**Task details:** In the entries that follow, find each line with the word "Total" and copy it.

**Data for processing:**
━━━━━━━━━━

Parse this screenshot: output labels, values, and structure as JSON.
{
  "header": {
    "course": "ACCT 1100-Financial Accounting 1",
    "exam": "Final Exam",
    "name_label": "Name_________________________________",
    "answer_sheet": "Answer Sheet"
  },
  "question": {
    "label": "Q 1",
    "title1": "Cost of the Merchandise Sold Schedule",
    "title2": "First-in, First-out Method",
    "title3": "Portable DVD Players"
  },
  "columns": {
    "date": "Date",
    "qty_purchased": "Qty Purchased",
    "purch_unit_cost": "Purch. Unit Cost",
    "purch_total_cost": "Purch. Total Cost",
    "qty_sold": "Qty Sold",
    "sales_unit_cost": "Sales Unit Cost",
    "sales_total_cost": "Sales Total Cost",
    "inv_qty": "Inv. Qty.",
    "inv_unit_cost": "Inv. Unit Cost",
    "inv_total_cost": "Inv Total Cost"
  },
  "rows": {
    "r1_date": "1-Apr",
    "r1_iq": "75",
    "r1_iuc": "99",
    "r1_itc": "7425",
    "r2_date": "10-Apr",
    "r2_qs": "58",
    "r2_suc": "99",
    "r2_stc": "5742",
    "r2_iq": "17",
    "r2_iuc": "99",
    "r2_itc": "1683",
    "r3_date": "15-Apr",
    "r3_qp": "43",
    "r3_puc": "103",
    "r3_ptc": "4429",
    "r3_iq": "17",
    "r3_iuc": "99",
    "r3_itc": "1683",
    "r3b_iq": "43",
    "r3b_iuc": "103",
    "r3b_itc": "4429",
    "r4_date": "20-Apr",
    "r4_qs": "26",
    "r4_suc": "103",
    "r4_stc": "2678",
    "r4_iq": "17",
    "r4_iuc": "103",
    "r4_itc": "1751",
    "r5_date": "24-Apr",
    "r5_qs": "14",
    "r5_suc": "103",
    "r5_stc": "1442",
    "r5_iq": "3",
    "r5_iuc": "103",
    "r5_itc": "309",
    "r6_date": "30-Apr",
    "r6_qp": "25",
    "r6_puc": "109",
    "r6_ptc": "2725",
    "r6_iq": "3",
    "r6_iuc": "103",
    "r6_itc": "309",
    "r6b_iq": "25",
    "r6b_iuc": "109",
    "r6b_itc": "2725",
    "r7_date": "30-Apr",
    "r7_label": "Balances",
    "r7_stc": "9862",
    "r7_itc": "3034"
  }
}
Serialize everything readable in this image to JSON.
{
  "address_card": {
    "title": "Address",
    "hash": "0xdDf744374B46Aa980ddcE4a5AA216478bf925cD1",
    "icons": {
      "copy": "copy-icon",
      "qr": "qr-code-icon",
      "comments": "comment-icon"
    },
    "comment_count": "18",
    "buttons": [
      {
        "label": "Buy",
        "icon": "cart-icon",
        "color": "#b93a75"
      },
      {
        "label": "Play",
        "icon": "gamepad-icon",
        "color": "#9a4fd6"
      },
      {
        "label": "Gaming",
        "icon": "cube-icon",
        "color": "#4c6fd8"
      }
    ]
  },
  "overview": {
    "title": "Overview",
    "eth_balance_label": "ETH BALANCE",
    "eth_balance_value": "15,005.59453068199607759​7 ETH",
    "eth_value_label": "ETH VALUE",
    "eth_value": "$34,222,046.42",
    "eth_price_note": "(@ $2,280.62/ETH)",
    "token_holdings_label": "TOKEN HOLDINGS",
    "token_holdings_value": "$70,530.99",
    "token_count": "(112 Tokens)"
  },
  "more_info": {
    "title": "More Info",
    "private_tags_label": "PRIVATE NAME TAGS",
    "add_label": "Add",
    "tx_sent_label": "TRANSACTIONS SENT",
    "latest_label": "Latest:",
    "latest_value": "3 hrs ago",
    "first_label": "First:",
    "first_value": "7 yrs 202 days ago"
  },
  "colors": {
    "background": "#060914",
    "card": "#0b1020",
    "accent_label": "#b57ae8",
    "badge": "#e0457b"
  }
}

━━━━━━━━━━

**Response to the task:**
    "purch_total_cost": "Purch. Total Cost",
    "sales_total_cost": "Sales Total Cost",
    "inv_total_cost": "Inv Total Cost"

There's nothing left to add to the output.